Adolescents who take pre-exposure prophylaxis, or PrEP, for HIV prevention may experience a loss of bone mineral density during treatment. Most patients can experience partial or full recovery of BMD within 48 weeks after discontinuing the medication, but a recent study published in Clinical Infectious Diseases suggested that teens aged 15 to 19 years may not make a full recovery, especially in lumbar spine and whole body BMD Z-scores.
“PrEP use in adolescents and young adult [men who have sex with men (MSM)] raises concerns because bone growth continues into early adulthood,” Peter L. Havens, MD, MS, professor in the department of pediatrics at the Medical College of Wisconsin and the Children’s Hospital of Wisconsin, and colleagues wrote. “Peak bone mass, typically achieved in the mid-20s, predicts bone fractures later in life. Drugs decreasing bone mass or limiting bone growth during adolescence might increase fracture risk during adulthood.”
The researchers examined data from a preplanned extension phase of two open-label studies of PrEP with emtricitabine and tenofovir disoproxil fumarate (FTC/TDF, Truvada) in young MSM aged 15 to 17 years and 18 to 22 years. The trials were identical and lasted 48 weeks. All participants who were included in the original trials who lost or failed to accrue bone or demonstrated signs of renal toxicity (n = 179) were included in the extension phase.
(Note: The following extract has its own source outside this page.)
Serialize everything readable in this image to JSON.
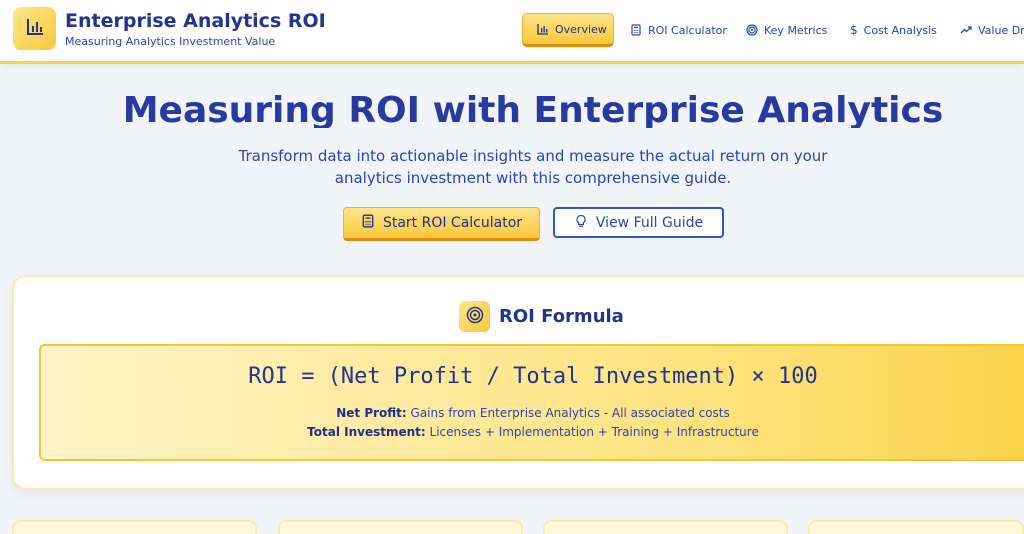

During the study, 12 participants discontinued treatment and 17 continued PrEP through other medical providers. The study was eventually narrowed down to 91 seronegative participants who had no further PrEP use following the trials and had one or more visit. Read more via Healio